Things are going to change. Basically we’re moving towards a user system, so there’ll be a concept of users and authentication. You’ll be able to log in using e.g. your Facebook, Google or LinkedIn account. We will have greater security and rooms can be password protected if you want.
This is one of the things you really learn from your users. In my personal experience, I never felt the need for extra security, as I can just use a decent name for the room and the chances of someone jumping in will be extremely low. I understand now that some will feel better if we give them more security, so we’re working in that direction.
We offer a secure version of SyncPad for other companies that need a high level of security, e.g. banks. The client can start their own room, and manage the security themselves. This is an enterprise solution worked on a case by case basis.
We can adapt SyncPad’s offerings for individual needs, as we did for a client in Italy. They had between 40 and 80 people at this event, and each attendee was given an iPad with SyncPad, running on a self-contained environment over the local network. Everyone was able to follow the presentation given by their presenter, and could answer questions posed by the presenter.
What’s your final comment on SyncPad?
The most important thing to remember about SyncPad is that it’s a living product, and is improving week by week.

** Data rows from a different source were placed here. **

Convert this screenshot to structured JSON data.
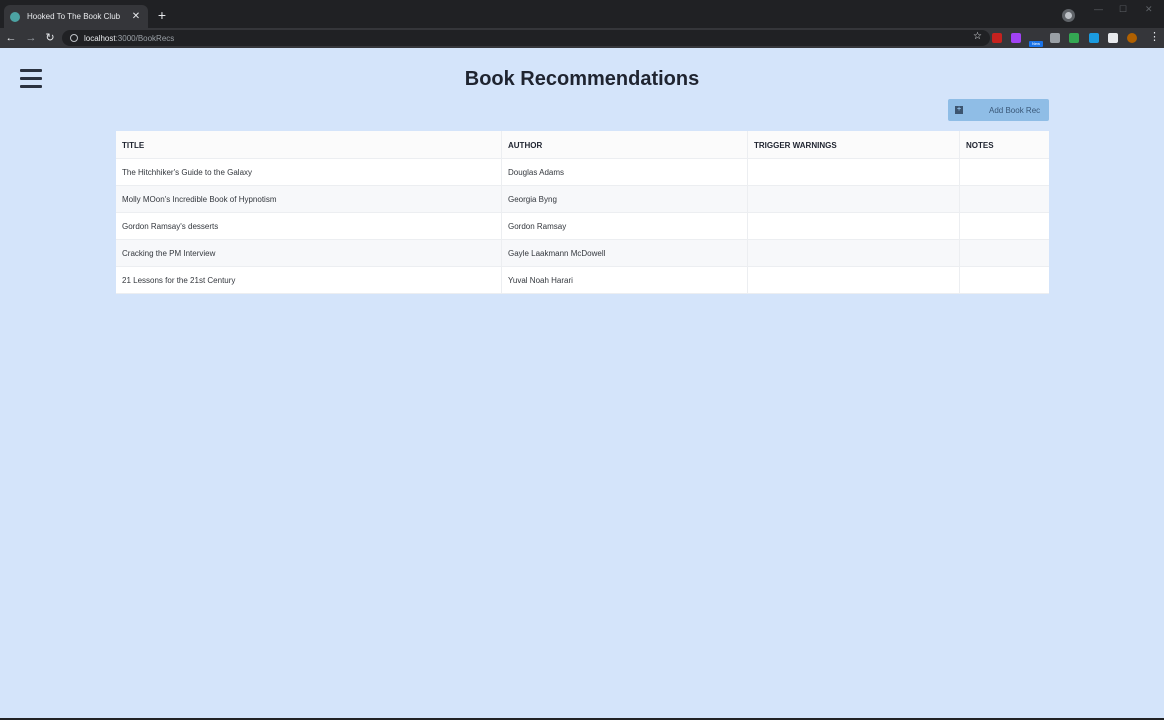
{
  "browser": {
    "tab_title": "Hooked To The Book Club",
    "tab_close": "✕",
    "new_tab": "+",
    "url_host": "localhost",
    "url_path": ":3000/BookRecs",
    "extension_badge": "New"
  },
  "page": {
    "title": "Book Recommendations",
    "add_button_label": "Add Book Rec",
    "table": {
      "headers": [
        "TITLE",
        "AUTHOR",
        "TRIGGER WARNINGS",
        "NOTES"
      ],
      "rows": [
        {
          "title": "The Hitchhiker's Guide to the Galaxy",
          "author": "Douglas Adams",
          "trigger_warnings": "",
          "notes": ""
        },
        {
          "title": "Molly MOon's Incredible Book of Hypnotism",
          "author": "Georgia Byng",
          "trigger_warnings": "",
          "notes": ""
        },
        {
          "title": "Gordon Ramsay's desserts",
          "author": "Gordon Ramsay",
          "trigger_warnings": "",
          "notes": ""
        },
        {
          "title": "Cracking the PM Interview",
          "author": "Gayle Laakmann McDowell",
          "trigger_warnings": "",
          "notes": ""
        },
        {
          "title": "21 Lessons for the 21st Century",
          "author": "Yuval Noah Harari",
          "trigger_warnings": "",
          "notes": ""
        }
      ]
    }
  },
  "icons": [
    "favicon",
    "close-icon",
    "plus-icon",
    "back-arrow-icon",
    "forward-arrow-icon",
    "reload-icon",
    "info-icon",
    "star-icon",
    "extension-icon",
    "puzzle-icon",
    "profile-icon",
    "kebab-menu-icon",
    "hamburger-menu-icon",
    "add-square-icon"
  ],
  "colors": {
    "page_background": "#d4e4fa",
    "button_background": "#8fbde6",
    "title_color": "#1f2430"
  }
}
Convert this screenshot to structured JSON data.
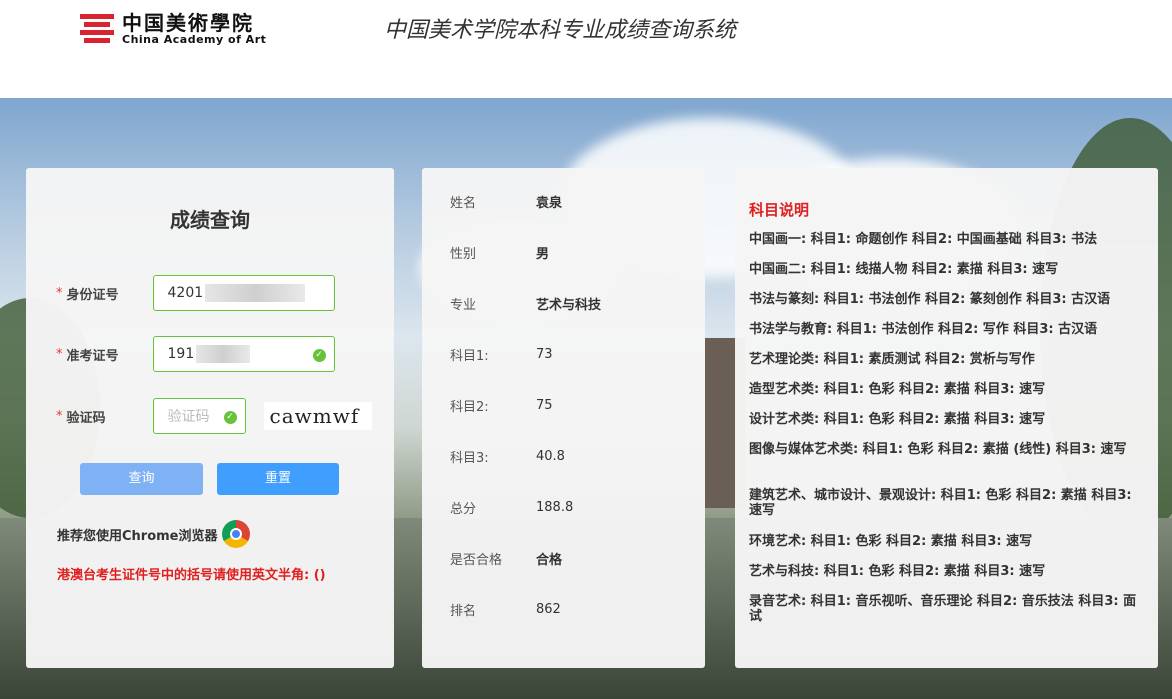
{
  "header": {
    "logo_cn": "中国美術學院",
    "logo_en": "China Academy of Art",
    "system_title": "中国美术学院本科专业成绩查询系统"
  },
  "form": {
    "title": "成绩查询",
    "id_label": "身份证号",
    "id_value": "4201",
    "exam_label": "准考证号",
    "exam_value": "191",
    "captcha_label": "验证码",
    "captcha_placeholder": "验证码",
    "captcha_text": "cawmwf",
    "query_button": "查询",
    "reset_button": "重置",
    "browser_tip": "推荐您使用Chrome浏览器",
    "hk_notice": "港澳台考生证件号中的括号请使用英文半角: ()"
  },
  "result": {
    "rows": [
      {
        "key": "姓名",
        "value": "袁泉",
        "bold": true
      },
      {
        "key": "性别",
        "value": "男",
        "bold": true
      },
      {
        "key": "专业",
        "value": "艺术与科技",
        "bold": true
      },
      {
        "key": "科目1:",
        "value": "73",
        "bold": false
      },
      {
        "key": "科目2:",
        "value": "75",
        "bold": false
      },
      {
        "key": "科目3:",
        "value": "40.8",
        "bold": false
      },
      {
        "key": "总分",
        "value": "188.8",
        "bold": false
      },
      {
        "key": "是否合格",
        "value": "合格",
        "bold": true
      },
      {
        "key": "排名",
        "value": "862",
        "bold": false
      }
    ]
  },
  "notes": {
    "title": "科目说明",
    "items": [
      "中国画一: 科目1: 命题创作 科目2: 中国画基础 科目3: 书法",
      "中国画二: 科目1: 线描人物 科目2: 素描 科目3: 速写",
      "书法与篆刻: 科目1: 书法创作 科目2: 篆刻创作 科目3: 古汉语",
      "书法学与教育: 科目1: 书法创作 科目2: 写作 科目3: 古汉语",
      "艺术理论类: 科目1: 素质测试 科目2: 赏析与写作",
      "造型艺术类: 科目1: 色彩 科目2: 素描 科目3: 速写",
      "设计艺术类: 科目1: 色彩 科目2: 素描 科目3: 速写",
      "图像与媒体艺术类: 科目1: 色彩 科目2: 素描 (线性) 科目3: 速写",
      "建筑艺术、城市设计、景观设计: 科目1: 色彩 科目2: 素描 科目3: 速写",
      "环境艺术: 科目1: 色彩 科目2: 素描 科目3: 速写",
      "艺术与科技: 科目1: 色彩 科目2: 素描 科目3: 速写",
      "录音艺术: 科目1: 音乐视听、音乐理论 科目2: 音乐技法 科目3: 面试"
    ]
  }
}
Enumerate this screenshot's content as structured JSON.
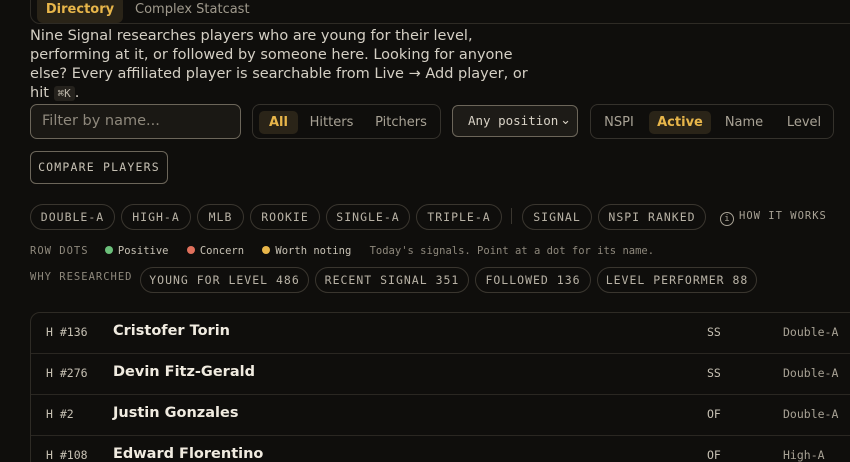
{
  "tabs": {
    "active": "Directory",
    "other": "Complex Statcast"
  },
  "intro": {
    "text": "Nine Signal researches players who are young for their level, performing at it, or followed by someone here. Looking for anyone else? Every affiliated player is searchable from Live → Add player, or hit",
    "shortcut": "⌘K",
    "end": "."
  },
  "filter": {
    "placeholder": "Filter by name..."
  },
  "type_toggle": [
    "All",
    "Hitters",
    "Pitchers"
  ],
  "position_select": {
    "selected": "Any position"
  },
  "sort_toggle": [
    "NSPI",
    "Active",
    "Name",
    "Level"
  ],
  "compare_label": "COMPARE PLAYERS",
  "level_chips": [
    "DOUBLE-A",
    "HIGH-A",
    "MLB",
    "ROOKIE",
    "SINGLE-A",
    "TRIPLE-A"
  ],
  "signal_chips": [
    "SIGNAL",
    "NSPI RANKED"
  ],
  "how_it_works": "HOW IT WORKS",
  "legend": {
    "key": "ROW DOTS",
    "items": [
      {
        "label": "Positive",
        "color": "#6bbf7a"
      },
      {
        "label": "Concern",
        "color": "#e0705c"
      },
      {
        "label": "Worth noting",
        "color": "#e8b64a"
      }
    ],
    "note": "Today's signals. Point at a dot for its name."
  },
  "why": {
    "label": "WHY RESEARCHED",
    "chips": [
      "YOUNG FOR LEVEL 486",
      "RECENT SIGNAL 351",
      "FOLLOWED 136",
      "LEVEL PERFORMER 88"
    ]
  },
  "players": [
    {
      "num": "H #136",
      "name": "Cristofer Torin",
      "pos": "SS",
      "level": "Double-A"
    },
    {
      "num": "H #276",
      "name": "Devin Fitz-Gerald",
      "pos": "SS",
      "level": "Double-A"
    },
    {
      "num": "H #2",
      "name": "Justin Gonzales",
      "pos": "OF",
      "level": "Double-A"
    },
    {
      "num": "H #108",
      "name": "Edward Florentino",
      "pos": "OF",
      "level": "High-A"
    }
  ]
}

There is an active team behind it. It’s not an app that’s been put in the app store, and then its developers have moved on to something else – we release updates at least once a month. It’s a very active development, and we’re really working hard to make it better.
m62's monthly newsletter
- Corporate Presentation Tips
- Visual Aids Gone Wrong
- Seven Aspects of Highly Effective Presentations
- Presentation Ideas
- Company Presentation, Brand, and Compliance
- Improving a Sales Presentation
- Presentation Tips that Suck
- Presentation Agency Selection
- Presentation Optimisation
- The Right Visuals
- Advanced PowerPoint Training
Fin Farrelly, Marketing Manager, Airedale
You took a complex subject and quickly got your heads around it to produce a professional, slick presentation. We’re very happy with our success rate from the conference, and it seems fair to say that the presentation was a core influence in that.